Task instructions: Your copy of the data below must be exact and must leave out all pictures.

Extracted data entries
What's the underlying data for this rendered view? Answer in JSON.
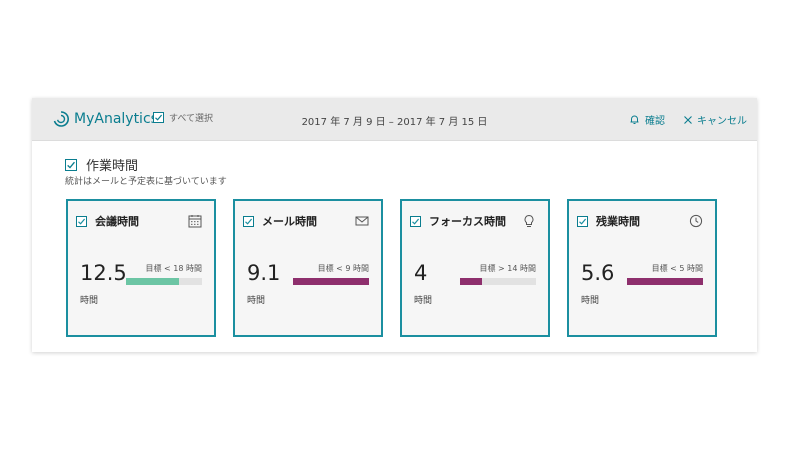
{
  "header": {
    "brand": "MyAnalytics",
    "select_all": "すべて選択",
    "date_range": "2017 年 7 月 9 日 – 2017 年 7 月 15 日",
    "confirm": "確認",
    "cancel": "キャンセル"
  },
  "section": {
    "title": "作業時間",
    "subtitle": "統計はメールと予定表に基づいています"
  },
  "colors": {
    "accent": "#1b8fa0",
    "on_track": "#6cc5a4",
    "over": "#8e2f6d",
    "track": "#e2e2e2"
  },
  "cards": [
    {
      "title": "会議時間",
      "icon": "calendar-icon",
      "value": "12.5",
      "unit": "時間",
      "goal": "目標 < 18 時間",
      "progress": 0.7,
      "bar_color": "#6cc5a4"
    },
    {
      "title": "メール時間",
      "icon": "envelope-icon",
      "value": "9.1",
      "unit": "時間",
      "goal": "目標 < 9 時間",
      "progress": 1.0,
      "bar_color": "#8e2f6d"
    },
    {
      "title": "フォーカス時間",
      "icon": "lightbulb-icon",
      "value": "4",
      "unit": "時間",
      "goal": "目標 > 14 時間",
      "progress": 0.29,
      "bar_color": "#8e2f6d"
    },
    {
      "title": "残業時間",
      "icon": "clock-icon",
      "value": "5.6",
      "unit": "時間",
      "goal": "目標 < 5 時間",
      "progress": 1.0,
      "bar_color": "#8e2f6d"
    }
  ]
}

Response:
What's the underlying data for this rendered view? Answer in JSON.
{
  "header": {
    "brand": "MyAnalytics",
    "select_all": "すべて選択",
    "date_range": "2017 年 7 月 9 日 – 2017 年 7 月 15 日",
    "confirm": "確認",
    "cancel": "キャンセル"
  },
  "section": {
    "title": "作業時間",
    "subtitle": "統計はメールと予定表に基づいています"
  },
  "colors": {
    "accent": "#1b8fa0",
    "on_track": "#6cc5a4",
    "over": "#8e2f6d",
    "track": "#e2e2e2"
  },
  "cards": [
    {
      "title": "会議時間",
      "icon": "calendar-icon",
      "value": "12.5",
      "unit": "時間",
      "goal": "目標 < 18 時間",
      "progress": 0.7,
      "bar_color": "#6cc5a4"
    },
    {
      "title": "メール時間",
      "icon": "envelope-icon",
      "value": "9.1",
      "unit": "時間",
      "goal": "目標 < 9 時間",
      "progress": 1.0,
      "bar_color": "#8e2f6d"
    },
    {
      "title": "フォーカス時間",
      "icon": "lightbulb-icon",
      "value": "4",
      "unit": "時間",
      "goal": "目標 > 14 時間",
      "progress": 0.29,
      "bar_color": "#8e2f6d"
    },
    {
      "title": "残業時間",
      "icon": "clock-icon",
      "value": "5.6",
      "unit": "時間",
      "goal": "目標 < 5 時間",
      "progress": 1.0,
      "bar_color": "#8e2f6d"
    }
  ]
}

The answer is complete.